Client-side header bidding creates an ad auction within the user’s browser. In contrast, server-side header bidding creates an ad auction on an external server. As a result, server-side header bidding requires less processing power from the user’s browser and delivers faster page load times. In particular, users with older devices or a poor internet connection will find sites using server-side header bidding provide a smoother user experience.
|Server-Side Header Bidding (S2S)||Client-Side Header Bidding (C2S)||Lower latency||Higher latency|
|Unlimited SSPs, ad exchanges, ad networks||More advertising demand partners, leads to more latency|
|Lower revenue||More revenue|
|Less transparency||More transparency|
How does server-side header bidding work?
- The user enters a URL
- The browser starts loading the page
- The ad server sends out bid requests to SSPs and ad exchanges
- The highest bidder wins
- The winning creative is retrieved and rendered on the page
Which is better, client-side or server-side header bidding?
Publishers can get the best of client-side header bidding and server-side header bidding by using a hybrid setup. In this setup, the best performing SSPs and ad exchanges are run on the client-side while the long list of advertising demand sources with lower performance compete on the server-side.
In general, S2S is best for demand partners with broad advertising goals like brand awareness where the bids are generally lower. C2S is best for demand partners that are using specific data like cookies and visitor demographics to target audiences and therefore bid more.
Hybrid header bidding can be used in combination with other tools like video ads.
Overall, hybrid header bidding lets publishers connect to more advertising demand sources while minimizing page load times and the amount of processing power required by the user’s browser.
It’s crucial that publishers customize their hybrid header bidding setup based on:
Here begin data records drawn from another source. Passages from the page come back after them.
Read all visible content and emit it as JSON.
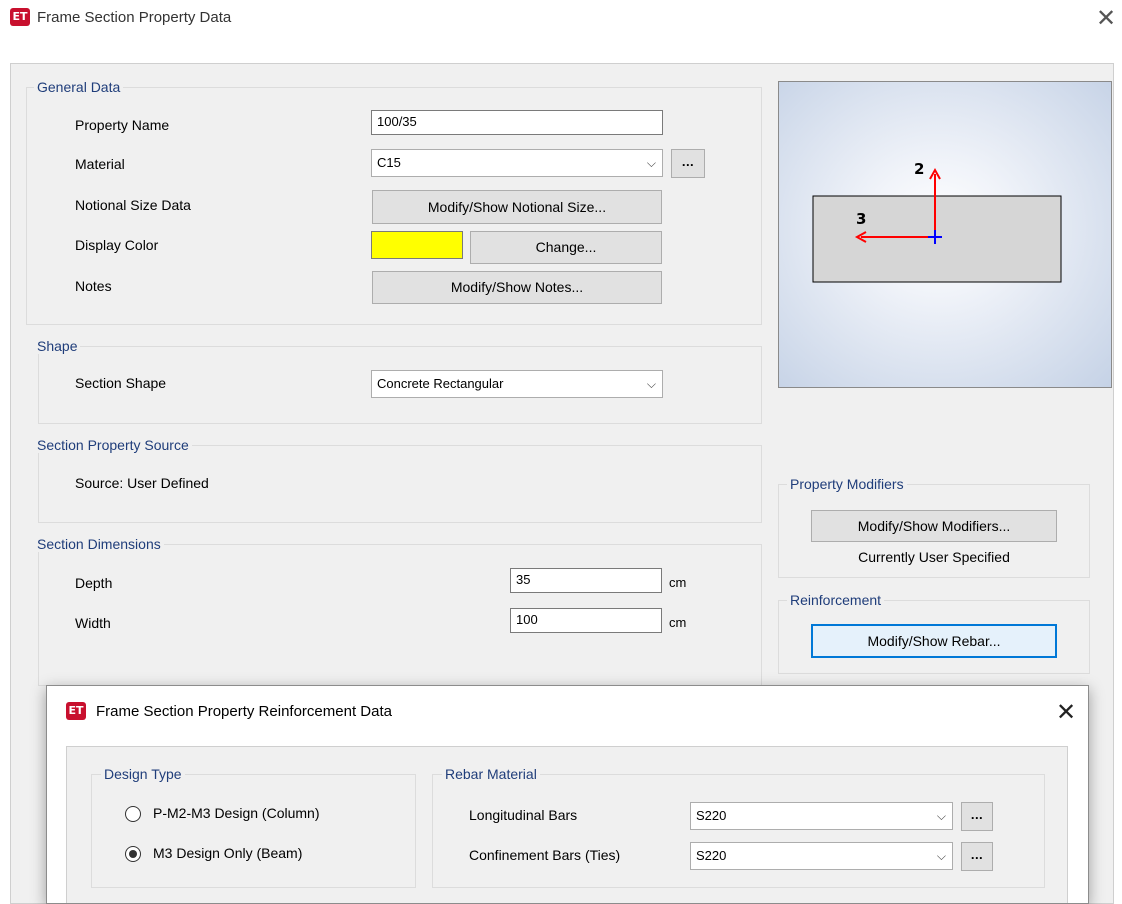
{
  "main_window": {
    "title": "Frame Section Property Data",
    "app_icon_text": "ET",
    "close_glyph": "✕"
  },
  "general_data": {
    "legend": "General Data",
    "property_name_label": "Property Name",
    "property_name_value": "100/35",
    "material_label": "Material",
    "material_value": "C15",
    "material_more": "...",
    "notional_size_label": "Notional Size Data",
    "notional_size_button": "Modify/Show Notional Size...",
    "display_color_label": "Display Color",
    "display_color_value": "#ffff00",
    "change_button": "Change...",
    "notes_label": "Notes",
    "notes_button": "Modify/Show Notes..."
  },
  "shape": {
    "legend": "Shape",
    "section_shape_label": "Section Shape",
    "section_shape_value": "Concrete Rectangular"
  },
  "section_property_source": {
    "legend": "Section Property Source",
    "source_text": "Source:  User Defined"
  },
  "section_dimensions": {
    "legend": "Section Dimensions",
    "depth_label": "Depth",
    "depth_value": "35",
    "depth_unit": "cm",
    "width_label": "Width",
    "width_value": "100",
    "width_unit": "cm"
  },
  "preview": {
    "axis_2_label": "2",
    "axis_3_label": "3",
    "axis_color": "#ff0000",
    "origin_color": "#0000ff"
  },
  "property_modifiers": {
    "legend": "Property Modifiers",
    "button": "Modify/Show Modifiers...",
    "status": "Currently User Specified"
  },
  "reinforcement": {
    "legend": "Reinforcement",
    "button": "Modify/Show Rebar..."
  },
  "rebar_dialog": {
    "title": "Frame Section Property Reinforcement Data",
    "app_icon_text": "ET",
    "close_glyph": "✕",
    "design_type": {
      "legend": "Design Type",
      "options": [
        {
          "label": "P-M2-M3 Design  (Column)",
          "selected": false
        },
        {
          "label": "M3 Design Only  (Beam)",
          "selected": true
        }
      ]
    },
    "rebar_material": {
      "legend": "Rebar Material",
      "longitudinal_label": "Longitudinal Bars",
      "longitudinal_value": "S220",
      "confinement_label": "Confinement Bars (Ties)",
      "confinement_value": "S220",
      "more": "..."
    }
  },
  "icons": {
    "chevron": "chevron-down-icon",
    "close": "close-icon",
    "app": "etabs-app-icon"
  }
}
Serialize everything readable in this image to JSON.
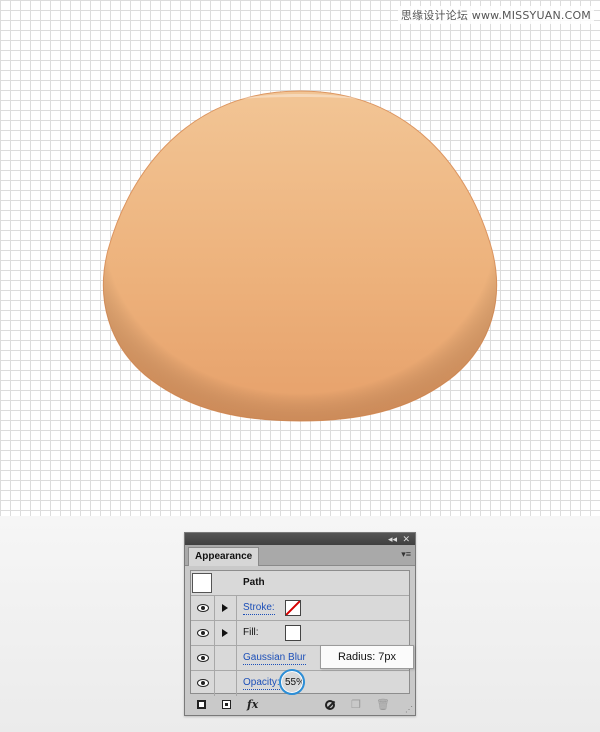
{
  "watermark": "思缘设计论坛 www.MISSYUAN.COM",
  "artwork": {
    "fill_top": "#f2c595",
    "fill_bottom": "#e6a06a",
    "rim": "#d68a52"
  },
  "panel": {
    "title": "Appearance",
    "collapse_glyph": "◂◂",
    "close_glyph": "✕",
    "menu_glyph": "▾≡",
    "rows": [
      {
        "label": "Path"
      },
      {
        "label": "Stroke:"
      },
      {
        "label": "Fill:"
      },
      {
        "label": "Gaussian Blur"
      },
      {
        "label": "Opacity:",
        "value": "55%"
      }
    ],
    "tooltip": "Radius: 7px",
    "toolbar": {
      "fx_label": "fx",
      "duplicate_glyph": "❐",
      "trash_glyph": "🗑",
      "grip_glyph": "⋰"
    }
  }
}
- The SSPs and ad exchanges that perform the best for the site
- The regional location (Geo) of users
- The target page load speed for the site
- A supply path optimization analysis for the bidders. This determines which method (server or client) is the most effective for a specific bidder
Snigel can help publishers find which header bidding configuration works best on their site. See how this worked for WindFinder.com in our server-side header bidding case study. We use multivariate tests and extensive data analysis to maximize ad revenue and minimize page load times. Contact our ad ops experts here to learn more.
About the Author
Ben is Snigel's Head of Publisher Success. He works on business development and marketing - spreading the word about how Snigel can help publishers supercharge their ad revenue.
BOOK YOUR FREE EXPERT CONSULTATION